INSTRUCTIONS TO FOLLOW:
Without skipping anything, print all of the data exactly.
___ DATA TO PROCESS ___
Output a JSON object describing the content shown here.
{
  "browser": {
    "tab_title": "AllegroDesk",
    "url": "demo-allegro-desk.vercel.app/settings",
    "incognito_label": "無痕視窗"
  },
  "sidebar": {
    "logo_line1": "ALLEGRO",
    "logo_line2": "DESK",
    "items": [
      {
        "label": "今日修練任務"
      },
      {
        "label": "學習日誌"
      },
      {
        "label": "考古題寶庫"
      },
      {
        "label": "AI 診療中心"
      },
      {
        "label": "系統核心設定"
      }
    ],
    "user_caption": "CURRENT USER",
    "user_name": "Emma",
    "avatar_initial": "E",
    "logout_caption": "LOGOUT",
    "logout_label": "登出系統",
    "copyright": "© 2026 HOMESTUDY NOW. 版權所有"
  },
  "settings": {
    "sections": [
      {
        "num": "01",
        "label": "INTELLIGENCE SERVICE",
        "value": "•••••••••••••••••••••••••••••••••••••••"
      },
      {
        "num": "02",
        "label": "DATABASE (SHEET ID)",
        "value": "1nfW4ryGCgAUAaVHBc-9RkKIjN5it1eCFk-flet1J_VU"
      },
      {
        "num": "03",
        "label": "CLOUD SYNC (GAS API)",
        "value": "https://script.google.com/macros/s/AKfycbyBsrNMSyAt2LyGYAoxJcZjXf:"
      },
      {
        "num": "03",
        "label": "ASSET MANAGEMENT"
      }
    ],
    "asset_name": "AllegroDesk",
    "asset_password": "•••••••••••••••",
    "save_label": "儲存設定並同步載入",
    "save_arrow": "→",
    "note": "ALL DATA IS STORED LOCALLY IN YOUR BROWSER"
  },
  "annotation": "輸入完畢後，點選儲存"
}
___
YOUR SOLUTION:
Output a JSON object describing the content shown here.
{
  "browser": {
    "tab_title": "AllegroDesk",
    "url": "demo-allegro-desk.vercel.app/settings",
    "incognito_label": "無痕視窗"
  },
  "sidebar": {
    "logo_line1": "ALLEGRO",
    "logo_line2": "DESK",
    "items": [
      {
        "label": "今日修練任務"
      },
      {
        "label": "學習日誌"
      },
      {
        "label": "考古題寶庫"
      },
      {
        "label": "AI 診療中心"
      },
      {
        "label": "系統核心設定"
      }
    ],
    "user_caption": "CURRENT USER",
    "user_name": "Emma",
    "avatar_initial": "E",
    "logout_caption": "LOGOUT",
    "logout_label": "登出系統",
    "copyright": "© 2026 HOMESTUDY NOW. 版權所有"
  },
  "settings": {
    "sections": [
      {
        "num": "01",
        "label": "INTELLIGENCE SERVICE",
        "value": "•••••••••••••••••••••••••••••••••••••••"
      },
      {
        "num": "02",
        "label": "DATABASE (SHEET ID)",
        "value": "1nfW4ryGCgAUAaVHBc-9RkKIjN5it1eCFk-flet1J_VU"
      },
      {
        "num": "03",
        "label": "CLOUD SYNC (GAS API)",
        "value": "https://script.google.com/macros/s/AKfycbyBsrNMSyAt2LyGYAoxJcZjXf:"
      },
      {
        "num": "03",
        "label": "ASSET MANAGEMENT"
      }
    ],
    "asset_name": "AllegroDesk",
    "asset_password": "•••••••••••••••",
    "save_label": "儲存設定並同步載入",
    "save_arrow": "→",
    "note": "ALL DATA IS STORED LOCALLY IN YOUR BROWSER"
  },
  "annotation": "輸入完畢後，點選儲存"
}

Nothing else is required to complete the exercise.